[Component data from apps and pages]

== Segment start ==

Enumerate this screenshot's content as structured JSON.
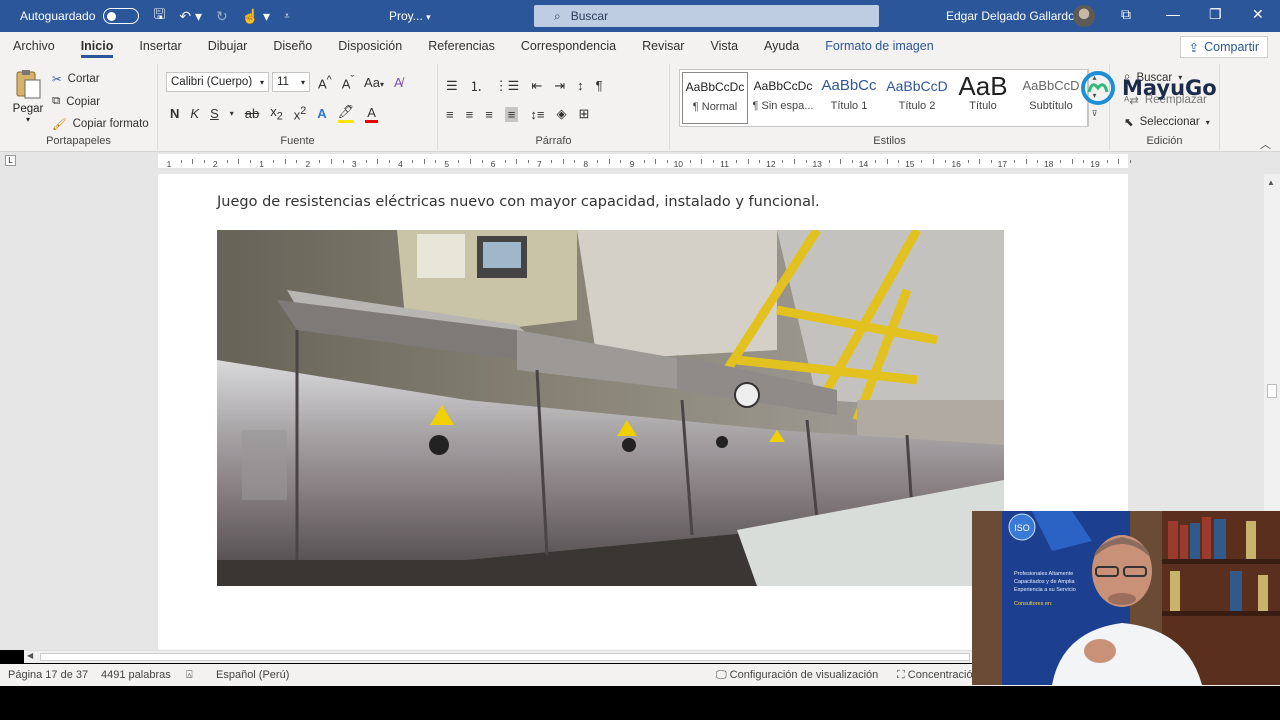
{
  "titlebar": {
    "autosave_label": "Autoguardado",
    "doc_name": "Proy...",
    "search_placeholder": "Buscar",
    "user_name": "Edgar Delgado Gallardo"
  },
  "tabs": [
    "Archivo",
    "Inicio",
    "Insertar",
    "Dibujar",
    "Diseño",
    "Disposición",
    "Referencias",
    "Correspondencia",
    "Revisar",
    "Vista",
    "Ayuda",
    "Formato de imagen"
  ],
  "share_label": "Compartir",
  "clipboard": {
    "paste": "Pegar",
    "cut": "Cortar",
    "copy": "Copiar",
    "format_painter": "Copiar formato",
    "label": "Portapapeles"
  },
  "font": {
    "name": "Calibri (Cuerpo)",
    "size": "11",
    "change_case": "Aa",
    "label": "Fuente"
  },
  "paragraph": {
    "label": "Párrafo"
  },
  "styles": {
    "items": [
      {
        "preview": "AaBbCcDc",
        "name": "¶ Normal"
      },
      {
        "preview": "AaBbCcDc",
        "name": "¶ Sin espa..."
      },
      {
        "preview": "AaBbCc",
        "name": "Título 1"
      },
      {
        "preview": "AaBbCcD",
        "name": "Título 2"
      },
      {
        "preview": "AaB",
        "name": "Título"
      },
      {
        "preview": "AaBbCcD",
        "name": "Subtítulo"
      }
    ],
    "label": "Estilos"
  },
  "editing": {
    "find": "Buscar",
    "replace": "Reemplazar",
    "select": "Seleccionar",
    "label": "Edición"
  },
  "logo_text": "MayuGo",
  "ruler_numbers": [
    "1",
    "2",
    "1",
    "2",
    "3",
    "4",
    "5",
    "6",
    "7",
    "8",
    "9",
    "10",
    "11",
    "12",
    "13",
    "14",
    "15",
    "16",
    "17",
    "18",
    "19"
  ],
  "document": {
    "paragraph": "Juego de resistencias eléctricas nuevo con mayor capacidad, instalado y funcional."
  },
  "status": {
    "page": "Página 17 de 37",
    "words": "4491 palabras",
    "language": "Español (Perú)",
    "display_settings": "Configuración de visualización",
    "focus": "Concentración"
  },
  "webcam_poster": {
    "badge": "ISO",
    "lines": [
      "Profesionales Altamente",
      "Capacitados y de Amplia",
      "Experiencia a su Servicio",
      "Consultores en:"
    ]
  },
  "colors": {
    "word_blue": "#2b579a",
    "ribbon": "#f3f2f1",
    "canvas": "#e6e6e6"
  }
}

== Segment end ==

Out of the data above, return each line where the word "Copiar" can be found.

    "copy": "Copiar",
    "format_painter": "Copiar formato",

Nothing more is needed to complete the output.